The Carioca Aqueduct was constructed in the 18th century to transport water from the Carioca River into the city. The historic Santa Teresa Tramway runs across the top of the aqueduct, but it is not wheelchair accessible. The aqueduct is an important fixture in Rio’s skyline, and is a popular place to photograph.
Escadaria Selarón (Selarón Steps)
The Selarón Steps are the work of Chilean-born artist Jorge Selarón, who lived near the steps and decided to rehabilitate them with colorful tiles.
The steps have become a major tourist attraction, but they may not be so attractive to wheelchair users. There are a number of vendors selling food and souvenirs at the foot of the steps, but the long staircase itself is of course not wheelchair accessible. The large crowds prevented me from capturing any compelling photos, but my trek to the steps was not far out of the way.
National History Museum
The National History Museum in Rio de Janeiro opened in 1922 and is located inside the 17th century St. James of Mercy Fort. The museum houses a wide variety of artifacts, and traces the nation’s history from the indigenous peoples, through the Portuguese “discovery,” independence and up to the present day.
The museum has been made wheelchair accessible with ramps, lifts and elevators. Of particular interest to me were the galleries focused on Portuguese colonial rule, the stage coach gallery with full-size carriages, and a special exhibition tracing the history of Brazil’s former airline, Panair do Brasil.
The cost of admission is 10 BRL (~$2.50 USD) for adults, and 5 BRL (~$1.25 USD) for people with disabilities.
I’m not a food blogger, but the street food scene in Rio de Janeiro is so wonderful, I have to mention it. For a list of what is typically on offer from street vendors, check out this article from Culture Trip.
Street food is such a part of the way of life in Rio de Janeiro, it’s difficult to travel more than a block or two without locating a vendor. I especially enjoyed the linguica (a sausage), which is topped with corn, peas, onions, quail’s eggs, potatoes and more. These sausages are served on a bun and in a bag, because the toppings are overflowing. It’s delicious and, best of all, the cost of the meal is only about $2 USD.
Christ the Redeemer Statue
The most iconic image associated with Rio de Janeiro is the statue of Christ the Redeemer which graces the top of Corcovado Mountain.
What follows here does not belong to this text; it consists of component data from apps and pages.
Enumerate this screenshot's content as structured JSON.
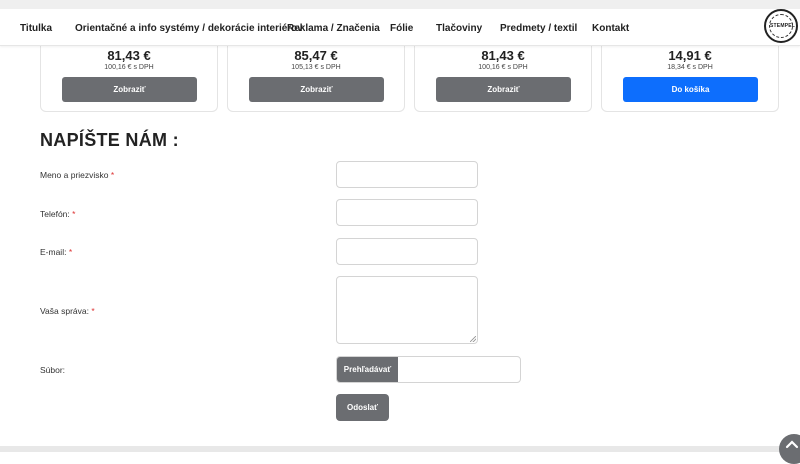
{
  "nav": {
    "items": [
      "Titulka",
      "Orientačné a info systémy / dekorácie interiérov",
      "Reklama / Značenia",
      "Fólie",
      "Tlačoviny",
      "Predmety / textil",
      "Kontakt"
    ],
    "logo_text": "STEMPEL"
  },
  "products": [
    {
      "price": "81,43 €",
      "price_vat": "100,16 € s DPH",
      "button": "Zobraziť"
    },
    {
      "price": "85,47 €",
      "price_vat": "105,13 € s DPH",
      "button": "Zobraziť"
    },
    {
      "price": "81,43 €",
      "price_vat": "100,16 € s DPH",
      "button": "Zobraziť"
    },
    {
      "price": "14,91 €",
      "price_vat": "18,34 € s DPH",
      "button": "Do košíka"
    }
  ],
  "form": {
    "title": "NAPÍŠTE NÁM :",
    "name_label": "Meno a priezvisko",
    "phone_label": "Telefón:",
    "email_label": "E-mail:",
    "message_label": "Vaša správa:",
    "file_label": "Súbor:",
    "required_mark": "*",
    "browse_button": "Prehľadávať",
    "submit_button": "Odoslať"
  },
  "colors": {
    "button_gray": "#6b6d71",
    "button_blue": "#0d6efd",
    "required": "#dd3333"
  }
}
Unfortunately, due to the presence of an escalator, reaching the base of the statue is not possible in a large power wheelchair like mine.
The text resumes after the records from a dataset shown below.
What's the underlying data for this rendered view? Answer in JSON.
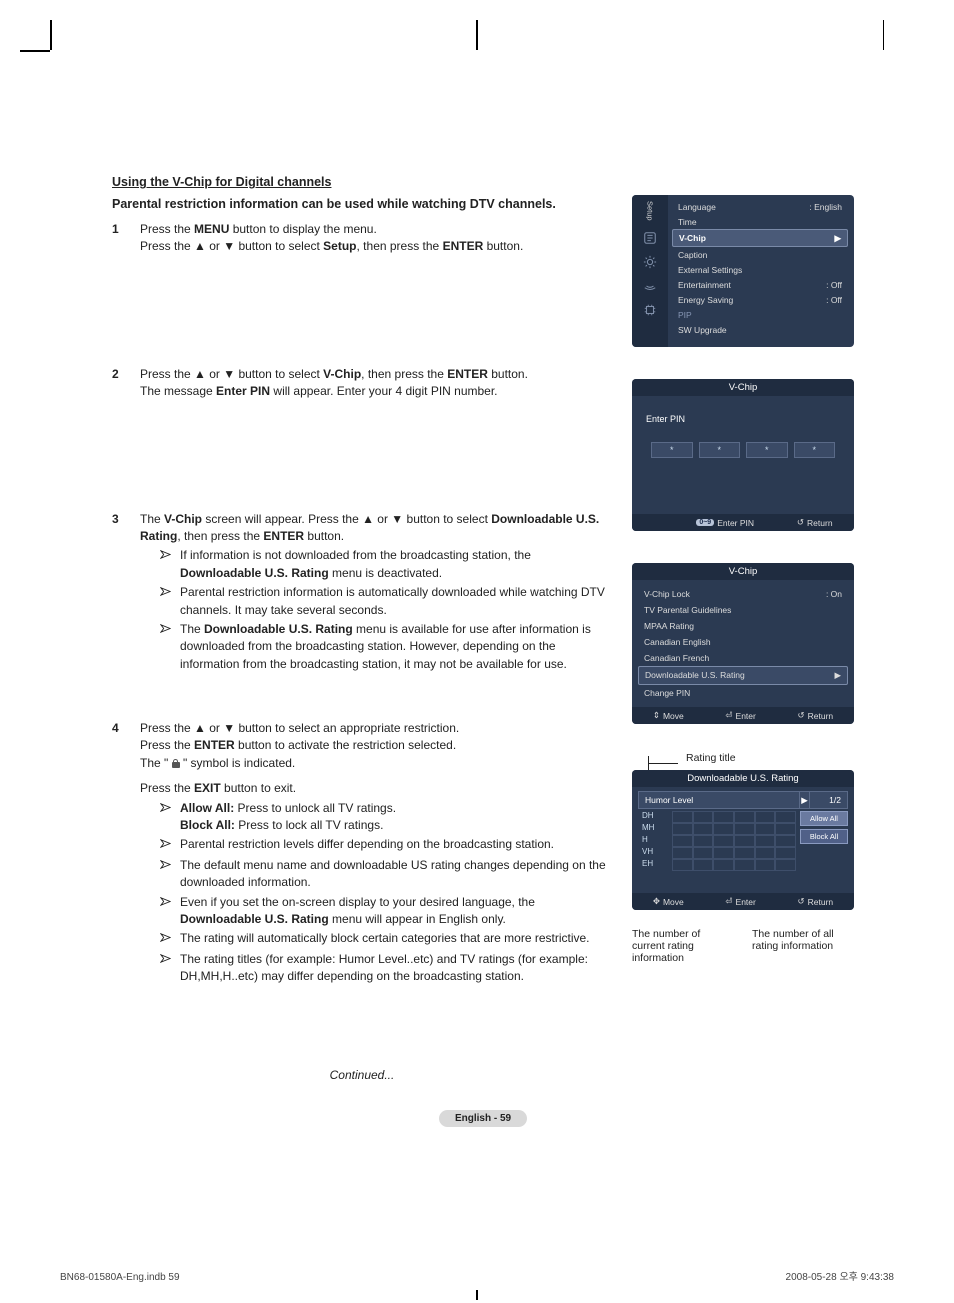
{
  "heading": "Using the V-Chip for Digital channels",
  "intro": "Parental restriction information can be used while watching DTV channels.",
  "steps": {
    "s1": {
      "num": "1",
      "l1a": "Press the ",
      "l1b": "MENU",
      "l1c": " button to display the menu.",
      "l2a": "Press the ▲ or ▼ button to select ",
      "l2b": "Setup",
      "l2c": ", then press the ",
      "l2d": "ENTER",
      "l2e": " button."
    },
    "s2": {
      "num": "2",
      "l1a": "Press the ▲ or ▼ button to select ",
      "l1b": "V-Chip",
      "l1c": ", then press the ",
      "l1d": "ENTER",
      "l1e": " button.",
      "l2a": "The message ",
      "l2b": "Enter PIN",
      "l2c": " will appear. Enter your 4 digit PIN number."
    },
    "s3": {
      "num": "3",
      "l1a": "The ",
      "l1b": "V-Chip",
      "l1c": " screen will appear. Press the ▲ or ▼ button to select ",
      "l2a": "Downloadable U.S. Rating",
      "l2b": ", then press the ",
      "l2c": "ENTER",
      "l2d": " button.",
      "b1a": "If information is not downloaded from the broadcasting station, the ",
      "b1b": "Downloadable U.S. Rating",
      "b1c": " menu is deactivated.",
      "b2": "Parental restriction information is automatically downloaded while watching DTV channels. It may take several seconds.",
      "b3a": "The ",
      "b3b": "Downloadable U.S. Rating",
      "b3c": " menu is available for use after information is downloaded from the broadcasting station. However, depending on the information from the broadcasting station, it may not be available for use."
    },
    "s4": {
      "num": "4",
      "l1": "Press the ▲ or ▼ button to select an appropriate restriction.",
      "l2a": "Press the ",
      "l2b": "ENTER",
      "l2c": " button to activate the restriction selected.",
      "l3a": "The \" ",
      "l3b": " \" symbol is indicated.",
      "l4a": "Press the ",
      "l4b": "EXIT",
      "l4c": " button to exit.",
      "b1a": "Allow All:",
      "b1b": " Press to unlock all TV ratings.",
      "b1c": "Block All:",
      "b1d": " Press to lock all TV ratings.",
      "b2": "Parental restriction levels differ depending on the broadcasting station.",
      "b3": "The default menu name and downloadable US rating changes depending on the downloaded information.",
      "b4a": "Even if you set the on-screen display to your desired language, the ",
      "b4b": "Downloadable U.S. Rating",
      "b4c": " menu will appear in English only.",
      "b5": "The rating will automatically block certain categories that are more restrictive.",
      "b6": "The rating titles (for example: Humor Level..etc) and TV ratings (for example: DH,MH,H..etc) may differ depending on the broadcasting station."
    }
  },
  "continued": "Continued...",
  "pageno": "English - 59",
  "footer_left": "BN68-01580A-Eng.indb   59",
  "footer_right": "2008-05-28   오후 9:43:38",
  "osd": {
    "setup_tab": "Setup",
    "menu": [
      {
        "label": "Language",
        "val": ": English"
      },
      {
        "label": "Time",
        "val": ""
      },
      {
        "label": "V-Chip",
        "val": "▶",
        "sel": true
      },
      {
        "label": "Caption",
        "val": ""
      },
      {
        "label": "External Settings",
        "val": ""
      },
      {
        "label": "Entertainment",
        "val": ": Off"
      },
      {
        "label": "Energy Saving",
        "val": ": Off"
      },
      {
        "label": "PIP",
        "val": "",
        "dim": true
      },
      {
        "label": "SW Upgrade",
        "val": ""
      }
    ],
    "pin_title": "V-Chip",
    "pin_label": "Enter PIN",
    "pin_star": "*",
    "pin_hint_btn": "0~9",
    "pin_hint": "Enter PIN",
    "return": "Return",
    "vchip_title": "V-Chip",
    "vchip": [
      {
        "label": "V-Chip Lock",
        "val": ": On"
      },
      {
        "label": "TV Parental Guidelines",
        "val": ""
      },
      {
        "label": "MPAA Rating",
        "val": ""
      },
      {
        "label": "Canadian English",
        "val": ""
      },
      {
        "label": "Canadian French",
        "val": ""
      },
      {
        "label": "Downloadable U.S. Rating",
        "val": "▶",
        "sel": true
      },
      {
        "label": "Change PIN",
        "val": ""
      }
    ],
    "move": "Move",
    "enter": "Enter",
    "rate_title": "Downloadable U.S. Rating",
    "rate_header": "Humor Level",
    "rate_page": "1/2",
    "rate_rows": [
      "DH",
      "MH",
      "H",
      "VH",
      "EH"
    ],
    "allow": "Allow All",
    "block": "Block All",
    "ann_title": "Rating title",
    "below_left": "The number of current rating information",
    "below_right": "The number of all rating information"
  }
}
I chose not to make the journey to see the statue up close, but my friend Melanie of Little Miss Turtle did, because she travels with a manual wheelchair. You can learn about her journey to see Cristo Redentor on her website at www.littlemissturtle.com.